Good governance is a topic of growing concern both at the national and international level. In Ramrajya’s 7th chapter the author attempts to provide an overview of how political agents use and influence the concept of good governance to woo the electorate in order to gain votes. More so, it paints the picture of the Mauritian case in terms of what it is, should have been and would ultimately end up as a matter of fact; hence investigating whether this very concept will ever be concretized and establshed or will it remain a beautiful myth?
Conceptually, governance can be defined as the rule of the rulers, basically within a given set of rules. In other words, governance is the process – by which authority is conferred on rulers, by which they make the rules; ultimately enforced and modified. Typically, good governance is defined in terms of the mechanisms thought to be needed to promote it. The five dimensions of good governance are public sector management, competitive private sector, structure of government, civil society participation and voice, and political accountability. This definition goes well beyond effective delivery of public services and goes well beyond the notion of “economic governance”.
As per the World Bank, governance is the manner in which power is exercised in the management of a country’s economic and social resource for development while conventional definition outlines the notion of development that underpins a strong pillar of what good governance should actually stand for. This international institution therefore is using financial assistance as leverage to promote good governance in developing and less developed countries. The idea put forward by the author is basically questioning whether or not the whole process of encouraging good practices in any country through financial aid is a democratic practice. He draws our attention towards the fact that some of the world’s least cooperative country in good governance are from Africa and also forces us to reflect on significant questions of good governance being simply a cyclical concept and deliberately choosing not to do the right things first.
There are important questions that have direct bearing on the quality of Mauritian democratic governance. For a country that is often celebrated in the African continent for its excellent democratic and governance indices (WB indicators, Ibrahim Governance Index, Freedom House), Mauritius is far from being the picture perfect example as evidenced by the successive high profile corruption related events the recurrent wastage / mis-management of public funds detailed by the annual audit report as well as the growing culture of political patronage and cronyism causing many of the best Mauritian brains to migrate to greener pastures.
In fact, what is worrying is that the above mentioned features are becoming an integral part of the Mauritian setup where there is a deliberate collusion between the politicians, certain public servants and a section of the business world. Such a scenario crowds out the population who often has to pay a heavy price for the corruptive practices or incompetence of a small clique.
A first reading indicates essentially a supply –side governance framework which provides for the establishment of independent institutions to promote accountability and good governance principles. Furthermore, Mauritius along with the aging population problem also faces the excessively firm rooting of older politicians into the political process whilst discouraging youngsters to participate into same. The author finds that Mauritius faces the change of consistency and its ability to maintain it. However, it is worth noting that innovative ideas work best when past experiences are studied and taken into consideration; at the time of implementing the new ideas.

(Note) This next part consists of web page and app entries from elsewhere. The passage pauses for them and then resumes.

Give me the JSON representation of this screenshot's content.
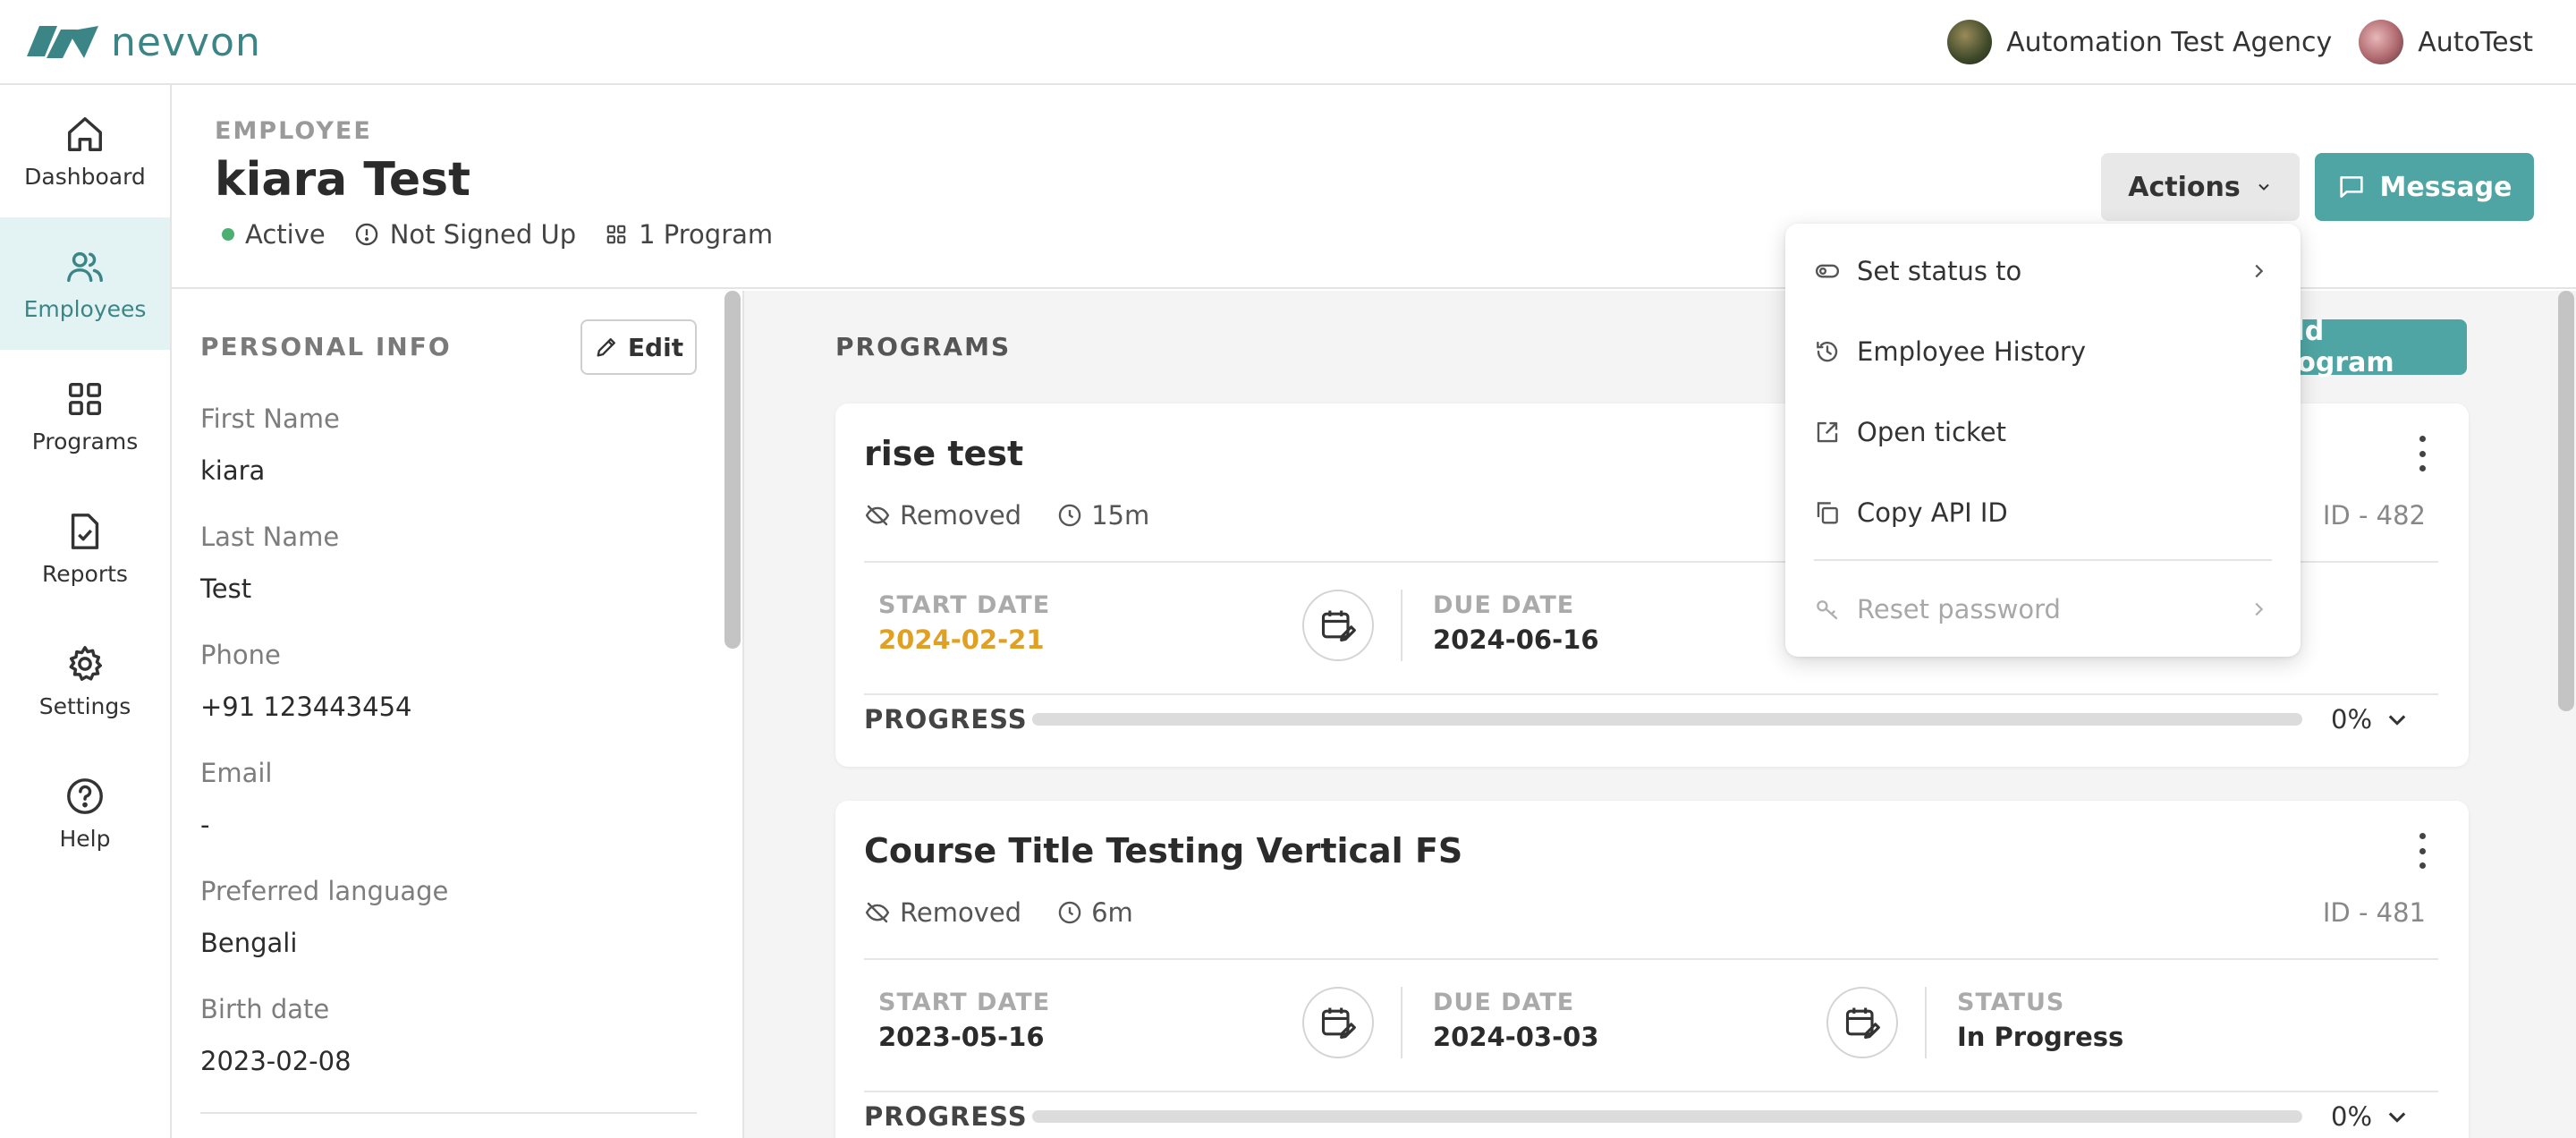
{
  "app": {
    "brand": "nevvon",
    "agency": "Automation Test Agency",
    "user": "AutoTest",
    "accent_color": "#4fa5a3"
  },
  "sidebar": {
    "items": [
      {
        "label": "Dashboard",
        "icon": "home-icon",
        "active": false
      },
      {
        "label": "Employees",
        "icon": "users-icon",
        "active": true
      },
      {
        "label": "Programs",
        "icon": "grid-icon",
        "active": false
      },
      {
        "label": "Reports",
        "icon": "report-icon",
        "active": false
      },
      {
        "label": "Settings",
        "icon": "gear-icon",
        "active": false
      },
      {
        "label": "Help",
        "icon": "help-icon",
        "active": false
      }
    ]
  },
  "header": {
    "eyebrow": "EMPLOYEE",
    "name": "kiara Test",
    "status": "Active",
    "signup": "Not Signed Up",
    "programs_count": "1 Program",
    "actions_label": "Actions",
    "message_label": "Message"
  },
  "personal_info": {
    "title": "PERSONAL INFO",
    "edit_label": "Edit",
    "fields": [
      {
        "label": "First Name",
        "value": "kiara"
      },
      {
        "label": "Last Name",
        "value": "Test"
      },
      {
        "label": "Phone",
        "value": "+91 123443454"
      },
      {
        "label": "Email",
        "value": "-"
      },
      {
        "label": "Preferred language",
        "value": "Bengali"
      },
      {
        "label": "Birth date",
        "value": "2023-02-08"
      }
    ]
  },
  "programs": {
    "title": "PROGRAMS",
    "add_label": "Add program",
    "cards": [
      {
        "title": "rise test",
        "visibility": "Removed",
        "duration": "15m",
        "id": "ID - 482",
        "start_label": "START DATE",
        "start_date": "2024-02-21",
        "start_color": "#e0a023",
        "due_label": "DUE DATE",
        "due_date": "2024-06-16",
        "progress_label": "PROGRESS",
        "progress_pct": "0%",
        "progress_value": 0
      },
      {
        "title": "Course Title Testing Vertical FS",
        "visibility": "Removed",
        "duration": "6m",
        "id": "ID - 481",
        "start_label": "START DATE",
        "start_date": "2023-05-16",
        "start_color": "#2b2b2b",
        "due_label": "DUE DATE",
        "due_date": "2024-03-03",
        "status_label": "STATUS",
        "status_value": "In Progress",
        "progress_label": "PROGRESS",
        "progress_pct": "0%",
        "progress_value": 0
      }
    ]
  },
  "actions_menu": {
    "items": [
      {
        "label": "Set status to",
        "icon": "toggle-icon",
        "submenu": true,
        "disabled": false
      },
      {
        "label": "Employee History",
        "icon": "history-icon",
        "submenu": false,
        "disabled": false
      },
      {
        "label": "Open ticket",
        "icon": "external-link-icon",
        "submenu": false,
        "disabled": false
      },
      {
        "label": "Copy API ID",
        "icon": "copy-icon",
        "submenu": false,
        "disabled": false
      },
      {
        "label": "Reset password",
        "icon": "key-icon",
        "submenu": true,
        "disabled": true
      }
    ]
  }
}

State legitimacy and good governance do not only depend on regular elections but a good functioning of institutions which articulate well with citizen engagement. Such articulation can help towards democratic consolidation and can contribute to making societies more cohesive and sustainable. Such societies are more likely to turn into poverty-free spaces and hence more just and fair. Ethical governance is central to all of this. Effective governance is obtained by going into the heart of all developmental processes within a country and having collective participation.
As such, democracy is not a precondition for good governance. As individuals, we should instead take up the responsibility collectively and get involved in the policy and accountability of government to bring about the change.